Prompt: Find each line of the material below in which the word "children" occurs, and return it.
*** Block opens ***
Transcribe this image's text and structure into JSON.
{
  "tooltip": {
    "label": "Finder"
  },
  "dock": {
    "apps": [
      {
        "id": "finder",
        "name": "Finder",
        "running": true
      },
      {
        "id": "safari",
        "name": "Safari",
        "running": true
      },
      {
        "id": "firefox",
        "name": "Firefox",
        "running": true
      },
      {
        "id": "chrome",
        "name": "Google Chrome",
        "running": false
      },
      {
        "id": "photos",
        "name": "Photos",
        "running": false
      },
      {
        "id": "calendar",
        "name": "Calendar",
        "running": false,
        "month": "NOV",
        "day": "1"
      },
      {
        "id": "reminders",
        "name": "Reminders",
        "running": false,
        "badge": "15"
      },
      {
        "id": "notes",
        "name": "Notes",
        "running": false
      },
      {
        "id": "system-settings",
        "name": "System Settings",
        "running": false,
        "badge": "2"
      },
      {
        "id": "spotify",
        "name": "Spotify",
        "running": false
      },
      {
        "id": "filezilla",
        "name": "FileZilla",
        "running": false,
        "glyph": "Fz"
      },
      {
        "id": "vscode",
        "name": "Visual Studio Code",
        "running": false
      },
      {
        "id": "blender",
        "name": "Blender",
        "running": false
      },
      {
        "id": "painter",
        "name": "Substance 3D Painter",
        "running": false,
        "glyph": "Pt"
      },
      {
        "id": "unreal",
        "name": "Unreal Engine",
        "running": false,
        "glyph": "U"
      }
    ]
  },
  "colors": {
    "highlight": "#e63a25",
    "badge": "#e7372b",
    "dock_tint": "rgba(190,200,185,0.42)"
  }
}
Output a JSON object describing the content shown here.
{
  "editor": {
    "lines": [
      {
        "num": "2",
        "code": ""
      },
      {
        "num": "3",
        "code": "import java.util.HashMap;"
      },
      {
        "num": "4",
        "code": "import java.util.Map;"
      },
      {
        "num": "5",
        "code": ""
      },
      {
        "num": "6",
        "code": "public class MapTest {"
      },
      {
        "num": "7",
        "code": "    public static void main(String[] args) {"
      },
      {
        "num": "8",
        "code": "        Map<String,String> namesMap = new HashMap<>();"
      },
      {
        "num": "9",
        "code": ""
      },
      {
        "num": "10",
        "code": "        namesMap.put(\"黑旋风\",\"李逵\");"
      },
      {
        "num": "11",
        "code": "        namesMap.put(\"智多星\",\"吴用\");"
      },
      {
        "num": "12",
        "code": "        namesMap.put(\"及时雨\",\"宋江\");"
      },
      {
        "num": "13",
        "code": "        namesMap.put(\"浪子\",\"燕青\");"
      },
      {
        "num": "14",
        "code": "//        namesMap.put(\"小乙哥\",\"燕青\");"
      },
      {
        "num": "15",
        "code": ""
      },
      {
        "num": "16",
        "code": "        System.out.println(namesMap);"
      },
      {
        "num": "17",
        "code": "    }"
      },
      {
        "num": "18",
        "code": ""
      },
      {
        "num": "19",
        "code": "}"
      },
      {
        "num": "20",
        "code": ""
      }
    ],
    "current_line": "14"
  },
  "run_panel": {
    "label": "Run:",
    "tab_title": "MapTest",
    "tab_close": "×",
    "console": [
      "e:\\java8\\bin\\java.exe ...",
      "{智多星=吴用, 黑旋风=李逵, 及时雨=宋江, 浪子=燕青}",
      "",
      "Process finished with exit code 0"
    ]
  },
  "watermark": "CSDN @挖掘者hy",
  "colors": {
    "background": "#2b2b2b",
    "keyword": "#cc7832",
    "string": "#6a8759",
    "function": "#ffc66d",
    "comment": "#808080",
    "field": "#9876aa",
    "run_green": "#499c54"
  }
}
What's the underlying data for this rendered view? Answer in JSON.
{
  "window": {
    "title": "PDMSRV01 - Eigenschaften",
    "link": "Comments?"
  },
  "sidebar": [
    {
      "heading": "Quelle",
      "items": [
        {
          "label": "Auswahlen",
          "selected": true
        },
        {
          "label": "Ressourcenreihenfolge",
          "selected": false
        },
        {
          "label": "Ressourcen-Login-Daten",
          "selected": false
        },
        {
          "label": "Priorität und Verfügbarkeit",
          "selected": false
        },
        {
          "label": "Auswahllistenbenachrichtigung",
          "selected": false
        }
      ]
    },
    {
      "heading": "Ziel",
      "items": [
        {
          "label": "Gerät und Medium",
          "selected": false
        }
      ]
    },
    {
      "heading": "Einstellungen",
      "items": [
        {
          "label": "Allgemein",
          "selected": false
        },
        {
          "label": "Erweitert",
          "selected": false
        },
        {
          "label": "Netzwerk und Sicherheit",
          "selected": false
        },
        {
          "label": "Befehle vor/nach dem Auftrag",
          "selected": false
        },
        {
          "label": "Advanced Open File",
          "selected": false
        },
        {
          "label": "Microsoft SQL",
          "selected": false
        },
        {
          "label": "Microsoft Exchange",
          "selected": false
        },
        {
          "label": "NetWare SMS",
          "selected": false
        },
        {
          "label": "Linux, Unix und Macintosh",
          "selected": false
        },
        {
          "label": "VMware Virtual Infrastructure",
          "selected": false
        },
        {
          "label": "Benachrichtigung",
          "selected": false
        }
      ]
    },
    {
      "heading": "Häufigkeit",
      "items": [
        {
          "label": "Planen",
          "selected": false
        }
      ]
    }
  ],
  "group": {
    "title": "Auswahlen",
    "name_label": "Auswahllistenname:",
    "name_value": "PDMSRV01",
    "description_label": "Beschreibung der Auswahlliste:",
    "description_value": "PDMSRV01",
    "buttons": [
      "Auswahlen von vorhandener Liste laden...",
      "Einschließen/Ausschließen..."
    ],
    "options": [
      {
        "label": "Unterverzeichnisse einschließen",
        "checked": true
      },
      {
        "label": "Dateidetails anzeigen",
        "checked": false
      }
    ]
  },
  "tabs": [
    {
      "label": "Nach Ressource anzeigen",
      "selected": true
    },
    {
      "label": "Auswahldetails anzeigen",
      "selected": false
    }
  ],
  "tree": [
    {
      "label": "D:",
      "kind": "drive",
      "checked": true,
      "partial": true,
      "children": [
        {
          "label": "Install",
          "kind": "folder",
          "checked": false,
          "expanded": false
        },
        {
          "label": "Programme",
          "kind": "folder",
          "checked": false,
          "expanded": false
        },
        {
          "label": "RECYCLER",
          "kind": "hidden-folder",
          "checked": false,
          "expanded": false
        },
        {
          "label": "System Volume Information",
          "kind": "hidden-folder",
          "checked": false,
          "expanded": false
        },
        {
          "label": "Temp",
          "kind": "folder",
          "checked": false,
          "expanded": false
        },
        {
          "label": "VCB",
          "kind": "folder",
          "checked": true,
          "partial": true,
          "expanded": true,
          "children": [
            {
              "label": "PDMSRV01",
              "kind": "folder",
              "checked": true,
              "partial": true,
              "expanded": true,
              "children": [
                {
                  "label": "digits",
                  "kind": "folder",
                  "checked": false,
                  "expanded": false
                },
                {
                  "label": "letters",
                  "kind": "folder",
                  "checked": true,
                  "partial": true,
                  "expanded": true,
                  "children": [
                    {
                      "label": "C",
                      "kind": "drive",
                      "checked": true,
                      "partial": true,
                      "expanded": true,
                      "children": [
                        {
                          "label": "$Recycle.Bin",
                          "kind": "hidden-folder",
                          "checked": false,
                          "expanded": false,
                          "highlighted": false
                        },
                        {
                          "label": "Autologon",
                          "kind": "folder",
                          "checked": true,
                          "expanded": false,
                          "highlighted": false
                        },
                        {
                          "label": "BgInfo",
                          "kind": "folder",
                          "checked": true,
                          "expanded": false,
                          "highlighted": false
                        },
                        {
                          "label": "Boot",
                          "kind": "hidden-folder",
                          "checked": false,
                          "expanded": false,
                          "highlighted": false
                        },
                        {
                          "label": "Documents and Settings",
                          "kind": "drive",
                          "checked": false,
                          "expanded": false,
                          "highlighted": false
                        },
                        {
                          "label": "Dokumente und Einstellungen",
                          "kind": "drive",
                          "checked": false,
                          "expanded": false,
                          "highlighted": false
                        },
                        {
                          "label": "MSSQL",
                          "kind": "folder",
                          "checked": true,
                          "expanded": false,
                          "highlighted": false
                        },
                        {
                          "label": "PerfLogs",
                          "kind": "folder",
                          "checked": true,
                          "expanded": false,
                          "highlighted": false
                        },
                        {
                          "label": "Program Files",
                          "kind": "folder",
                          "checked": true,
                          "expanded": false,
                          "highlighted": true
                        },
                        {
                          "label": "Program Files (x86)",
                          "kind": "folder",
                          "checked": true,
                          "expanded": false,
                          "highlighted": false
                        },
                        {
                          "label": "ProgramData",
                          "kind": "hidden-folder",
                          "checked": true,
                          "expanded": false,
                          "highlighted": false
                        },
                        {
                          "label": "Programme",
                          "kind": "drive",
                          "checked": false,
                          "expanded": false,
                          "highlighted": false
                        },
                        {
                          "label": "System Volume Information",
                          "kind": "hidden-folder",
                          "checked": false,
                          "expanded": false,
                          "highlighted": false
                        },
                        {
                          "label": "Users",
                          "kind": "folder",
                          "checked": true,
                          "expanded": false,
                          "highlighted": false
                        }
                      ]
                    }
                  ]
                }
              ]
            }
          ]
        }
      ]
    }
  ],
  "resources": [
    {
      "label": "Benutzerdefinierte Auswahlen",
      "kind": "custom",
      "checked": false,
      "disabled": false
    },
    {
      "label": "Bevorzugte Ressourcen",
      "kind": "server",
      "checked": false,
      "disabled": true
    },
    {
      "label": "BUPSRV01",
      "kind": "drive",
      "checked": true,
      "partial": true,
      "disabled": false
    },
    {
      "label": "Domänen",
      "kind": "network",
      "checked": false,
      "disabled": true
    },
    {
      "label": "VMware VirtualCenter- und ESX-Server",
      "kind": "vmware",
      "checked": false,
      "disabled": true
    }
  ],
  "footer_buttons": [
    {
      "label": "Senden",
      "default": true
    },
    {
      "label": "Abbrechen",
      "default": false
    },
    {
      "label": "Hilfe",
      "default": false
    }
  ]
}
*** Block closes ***
Output of the task:
      "children": [
          "children": [
              "children": [
                  "children": [
                      "children": [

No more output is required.